[Information given]:

····················

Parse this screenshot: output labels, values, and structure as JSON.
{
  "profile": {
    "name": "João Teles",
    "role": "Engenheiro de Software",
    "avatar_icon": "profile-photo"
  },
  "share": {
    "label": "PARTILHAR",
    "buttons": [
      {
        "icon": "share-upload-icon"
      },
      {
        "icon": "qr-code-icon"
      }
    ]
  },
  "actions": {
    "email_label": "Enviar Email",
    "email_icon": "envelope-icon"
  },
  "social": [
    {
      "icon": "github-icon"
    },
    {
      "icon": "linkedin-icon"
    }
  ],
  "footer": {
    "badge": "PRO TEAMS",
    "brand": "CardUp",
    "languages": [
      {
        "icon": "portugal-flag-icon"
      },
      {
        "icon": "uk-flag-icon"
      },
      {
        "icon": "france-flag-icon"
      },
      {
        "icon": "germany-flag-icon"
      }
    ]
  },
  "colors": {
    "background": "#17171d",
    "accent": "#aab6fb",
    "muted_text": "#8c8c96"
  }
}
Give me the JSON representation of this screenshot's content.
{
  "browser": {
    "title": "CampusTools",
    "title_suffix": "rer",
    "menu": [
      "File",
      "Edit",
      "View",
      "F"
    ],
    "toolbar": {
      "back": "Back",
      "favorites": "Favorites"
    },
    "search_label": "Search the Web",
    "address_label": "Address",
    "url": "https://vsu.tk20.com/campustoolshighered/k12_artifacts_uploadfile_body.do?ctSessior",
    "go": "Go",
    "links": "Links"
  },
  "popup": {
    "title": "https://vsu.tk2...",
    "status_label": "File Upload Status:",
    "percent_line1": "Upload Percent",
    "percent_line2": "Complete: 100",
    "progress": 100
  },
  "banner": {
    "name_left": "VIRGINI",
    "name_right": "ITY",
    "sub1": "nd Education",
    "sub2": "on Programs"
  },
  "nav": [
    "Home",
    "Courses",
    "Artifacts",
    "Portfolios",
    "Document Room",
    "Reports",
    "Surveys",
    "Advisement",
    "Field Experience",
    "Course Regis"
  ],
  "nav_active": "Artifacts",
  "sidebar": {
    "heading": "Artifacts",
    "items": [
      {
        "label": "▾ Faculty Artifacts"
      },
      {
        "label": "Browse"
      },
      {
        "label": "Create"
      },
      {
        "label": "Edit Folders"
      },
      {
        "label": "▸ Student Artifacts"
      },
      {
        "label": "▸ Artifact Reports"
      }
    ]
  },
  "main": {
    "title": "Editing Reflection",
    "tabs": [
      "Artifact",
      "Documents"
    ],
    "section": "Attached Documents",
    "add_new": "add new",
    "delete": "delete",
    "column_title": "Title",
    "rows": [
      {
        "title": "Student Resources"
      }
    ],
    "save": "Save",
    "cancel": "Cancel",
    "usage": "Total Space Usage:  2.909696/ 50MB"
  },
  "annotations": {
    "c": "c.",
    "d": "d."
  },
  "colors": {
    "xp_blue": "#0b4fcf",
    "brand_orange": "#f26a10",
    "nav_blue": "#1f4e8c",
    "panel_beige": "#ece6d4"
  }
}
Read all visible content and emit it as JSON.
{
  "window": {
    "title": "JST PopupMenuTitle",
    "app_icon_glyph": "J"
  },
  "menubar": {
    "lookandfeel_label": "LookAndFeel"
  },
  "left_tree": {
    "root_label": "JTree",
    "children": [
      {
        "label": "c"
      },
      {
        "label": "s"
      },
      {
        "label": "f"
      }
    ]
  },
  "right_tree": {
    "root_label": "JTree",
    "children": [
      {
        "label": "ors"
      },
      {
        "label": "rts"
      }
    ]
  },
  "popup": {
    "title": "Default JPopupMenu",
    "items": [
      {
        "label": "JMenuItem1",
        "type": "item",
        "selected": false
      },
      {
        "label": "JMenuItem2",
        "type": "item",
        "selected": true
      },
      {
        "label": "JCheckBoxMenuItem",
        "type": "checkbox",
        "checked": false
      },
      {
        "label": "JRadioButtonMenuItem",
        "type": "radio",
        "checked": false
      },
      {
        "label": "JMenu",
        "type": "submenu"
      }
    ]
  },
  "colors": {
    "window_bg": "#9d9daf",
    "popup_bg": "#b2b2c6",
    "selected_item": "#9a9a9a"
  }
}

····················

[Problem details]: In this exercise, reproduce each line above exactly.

[Output of the exercise]:
Parse this screenshot: output labels, values, and structure as JSON.
{
  "profile": {
    "name": "João Teles",
    "role": "Engenheiro de Software",
    "avatar_icon": "profile-photo"
  },
  "share": {
    "label": "PARTILHAR",
    "buttons": [
      {
        "icon": "share-upload-icon"
      },
      {
        "icon": "qr-code-icon"
      }
    ]
  },
  "actions": {
    "email_label": "Enviar Email",
    "email_icon": "envelope-icon"
  },
  "social": [
    {
      "icon": "github-icon"
    },
    {
      "icon": "linkedin-icon"
    }
  ],
  "footer": {
    "badge": "PRO TEAMS",
    "brand": "CardUp",
    "languages": [
      {
        "icon": "portugal-flag-icon"
      },
      {
        "icon": "uk-flag-icon"
      },
      {
        "icon": "france-flag-icon"
      },
      {
        "icon": "germany-flag-icon"
      }
    ]
  },
  "colors": {
    "background": "#17171d",
    "accent": "#aab6fb",
    "muted_text": "#8c8c96"
  }
}
Give me the JSON representation of this screenshot's content.
{
  "browser": {
    "title": "CampusTools",
    "title_suffix": "rer",
    "menu": [
      "File",
      "Edit",
      "View",
      "F"
    ],
    "toolbar": {
      "back": "Back",
      "favorites": "Favorites"
    },
    "search_label": "Search the Web",
    "address_label": "Address",
    "url": "https://vsu.tk20.com/campustoolshighered/k12_artifacts_uploadfile_body.do?ctSessior",
    "go": "Go",
    "links": "Links"
  },
  "popup": {
    "title": "https://vsu.tk2...",
    "status_label": "File Upload Status:",
    "percent_line1": "Upload Percent",
    "percent_line2": "Complete: 100",
    "progress": 100
  },
  "banner": {
    "name_left": "VIRGINI",
    "name_right": "ITY",
    "sub1": "nd Education",
    "sub2": "on Programs"
  },
  "nav": [
    "Home",
    "Courses",
    "Artifacts",
    "Portfolios",
    "Document Room",
    "Reports",
    "Surveys",
    "Advisement",
    "Field Experience",
    "Course Regis"
  ],
  "nav_active": "Artifacts",
  "sidebar": {
    "heading": "Artifacts",
    "items": [
      {
        "label": "▾ Faculty Artifacts"
      },
      {
        "label": "Browse"
      },
      {
        "label": "Create"
      },
      {
        "label": "Edit Folders"
      },
      {
        "label": "▸ Student Artifacts"
      },
      {
        "label": "▸ Artifact Reports"
      }
    ]
  },
  "main": {
    "title": "Editing Reflection",
    "tabs": [
      "Artifact",
      "Documents"
    ],
    "section": "Attached Documents",
    "add_new": "add new",
    "delete": "delete",
    "column_title": "Title",
    "rows": [
      {
        "title": "Student Resources"
      }
    ],
    "save": "Save",
    "cancel": "Cancel",
    "usage": "Total Space Usage:  2.909696/ 50MB"
  },
  "annotations": {
    "c": "c.",
    "d": "d."
  },
  "colors": {
    "xp_blue": "#0b4fcf",
    "brand_orange": "#f26a10",
    "nav_blue": "#1f4e8c",
    "panel_beige": "#ece6d4"
  }
}
Read all visible content and emit it as JSON.
{
  "window": {
    "title": "JST PopupMenuTitle",
    "app_icon_glyph": "J"
  },
  "menubar": {
    "lookandfeel_label": "LookAndFeel"
  },
  "left_tree": {
    "root_label": "JTree",
    "children": [
      {
        "label": "c"
      },
      {
        "label": "s"
      },
      {
        "label": "f"
      }
    ]
  },
  "right_tree": {
    "root_label": "JTree",
    "children": [
      {
        "label": "ors"
      },
      {
        "label": "rts"
      }
    ]
  },
  "popup": {
    "title": "Default JPopupMenu",
    "items": [
      {
        "label": "JMenuItem1",
        "type": "item",
        "selected": false
      },
      {
        "label": "JMenuItem2",
        "type": "item",
        "selected": true
      },
      {
        "label": "JCheckBoxMenuItem",
        "type": "checkbox",
        "checked": false
      },
      {
        "label": "JRadioButtonMenuItem",
        "type": "radio",
        "checked": false
      },
      {
        "label": "JMenu",
        "type": "submenu"
      }
    ]
  },
  "colors": {
    "window_bg": "#9d9daf",
    "popup_bg": "#b2b2c6",
    "selected_item": "#9a9a9a"
  }
}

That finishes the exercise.